The Republican Party of Iowa is playing a tricky game this year in how it promotes their candidates and how they criticize Democrats. Inside Polk County, Republican campaigns like Chris Hagenow’s are promoting their support of balanced budgets and assistance to small business, while hitting Democrats on spending plans and some personal issues.
Outside Polk County? They’re spending hundreds of thousands on attack ads blasting funding for Des Moines projects and mocking Polk County residents.
“It’s time for Des Moines to fend for itself,” declares one Iowa Republican mailer that goes after Democratic Senator Steve Sodders of State Center.
Republicans are criticizing Democratic lawmakers for a small handful of funding proposals, some of which were never passed into law. Among them are the free trolley service that runs through downtown Des Moines and the East Village. Another is funding for a golf tournament aimed at economic development, which wasn’t even in the final bill the senators voted on. Nor was the funding for the parking lot of the Iowa Cubs baseball stadium, nor additional funds for the Blank Park Zoo. Yet all of those Des Moines-area projects are the focus of a massive negative ad campaign all across the state, except in Polk County.
Republican campaigns are even going so far as to mock Polk County residents, insinuating that economic development projects for Des Moines are underhanded, sweetheart deals that people in Polk County know are shady.
The attacks in Sodders’ district, which covers Marshall and Tama counties, are a bit odd considering many people in Marshalltown come to Des Moines for shopping and entertainment. In other parts of the state, the anti-Des Moines attitude rests on an assumption that Iowans apparently hate their capital city. Or perhaps they’re trying to rev up anger toward people who live there.
What’s particularly noteworthy here is that the Republican Party of Iowa is funding these anti-Des Moines ads while trying to defend several Republican incumbents in Des Moines. Representative Chris Hagenow sent $100,021 to the Republican Party in his most recent finance report, and the party has in turn spent well over a million dollars in the senate races where the anti-Des Moines attacks are being run.
Some may think that’s just part of the political cycle, where campaigns launch questionable attacks against one another. But this year’s focus on Des Moines spending could have serious negative consequences for the metro area in the future. Will incumbent legislators approve funding for economic development projects in Des Moines if they know they’ll get blasted for it in their reelection efforts?

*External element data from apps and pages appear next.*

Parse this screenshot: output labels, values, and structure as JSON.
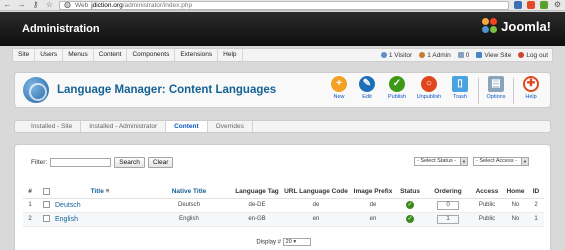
{
  "browser": {
    "web_tag": "Web",
    "url_host": "jdiction.org",
    "url_path": "/administrator/index.php"
  },
  "header": {
    "title": "Administration",
    "logo_text": "Joomla!"
  },
  "menu": {
    "items": [
      "Site",
      "Users",
      "Menus",
      "Content",
      "Components",
      "Extensions",
      "Help"
    ],
    "visitors": "1 Visitor",
    "admins": "1 Admin",
    "messages": "0",
    "view_site": "View Site",
    "logout": "Log out"
  },
  "toolbar": {
    "heading": "Language Manager: Content Languages",
    "buttons": [
      {
        "label": "New",
        "color": "#f3a125",
        "glyph": "+"
      },
      {
        "label": "Edit",
        "color": "#1d6fb8",
        "glyph": "✎"
      },
      {
        "label": "Publish",
        "color": "#3d9a18",
        "glyph": "✓"
      },
      {
        "label": "Unpublish",
        "color": "#e0471c",
        "glyph": "○"
      },
      {
        "label": "Trash",
        "color": "#4aa3df",
        "glyph": "▯"
      },
      {
        "label": "Options",
        "color": "#8a9fb5",
        "glyph": "▤"
      },
      {
        "label": "Help",
        "color": "#ffffff",
        "glyph": "✚"
      }
    ]
  },
  "submenu": {
    "tabs": [
      "Installed - Site",
      "Installed - Administrator",
      "Content",
      "Overrides"
    ],
    "active_index": 2
  },
  "filters": {
    "label": "Filter:",
    "search_button": "Search",
    "clear_button": "Clear",
    "status_select": "- Select Status -",
    "access_select": "- Select Access -"
  },
  "table": {
    "headers": [
      "#",
      "",
      "Title",
      "Native Title",
      "Language Tag",
      "URL Language Code",
      "Image Prefix",
      "Status",
      "Ordering",
      "Access",
      "Home",
      "ID"
    ],
    "rows": [
      {
        "num": "1",
        "title": "Deutsch",
        "native": "Deutsch",
        "tag": "de-DE",
        "url_code": "de",
        "prefix": "de",
        "ordering": "0",
        "access": "Public",
        "home": "No",
        "id": "2"
      },
      {
        "num": "2",
        "title": "English",
        "native": "English",
        "tag": "en-GB",
        "url_code": "en",
        "prefix": "en",
        "ordering": "1",
        "access": "Public",
        "home": "No",
        "id": "1"
      }
    ]
  },
  "pagination": {
    "display_label": "Display #",
    "display_value": "20"
  },
  "colors": {
    "accent": "#146295",
    "link": "#0b55c4",
    "published": "#3b8a1e"
  }
}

Obviously, Des Moines is not the only place in the state that gets state funding for various projects. Everyone does. Todd Dorman addressed that in his criticism of Gadelha’s ads in the Cedar Rapids Gazette.
“Should the state’s largest city be barred from receiving funds for local projects?” Dorman wrote. “I’m glad that when Cedar Rapids sought help with flood recovery and protection, or when Marion asked for state help funding its own baseball complex, the answer wasn’t ‘fend for yourselves.'”
Does Chris Hagenow think it’s okay for his Republican Party, which he is funding, to bash the area he represents? Does Kevin Koester? Does Pete Cownie? Does Jake Highfill, John Landon, Zach Nunn, Brad Zaun, Jack Whitver or Charles Schneider mind that their party is denigrating the people they represent?
Voters in Polk County should be paying close attention to the campaigns this year – not just the ones being run locally, but the ones in other parts of the state too. Because the anti-Des Moines attacks the Republican Party is running could have real consequences for local residents, and the Republicans here aren’t standing up to it.
by Pat Rynard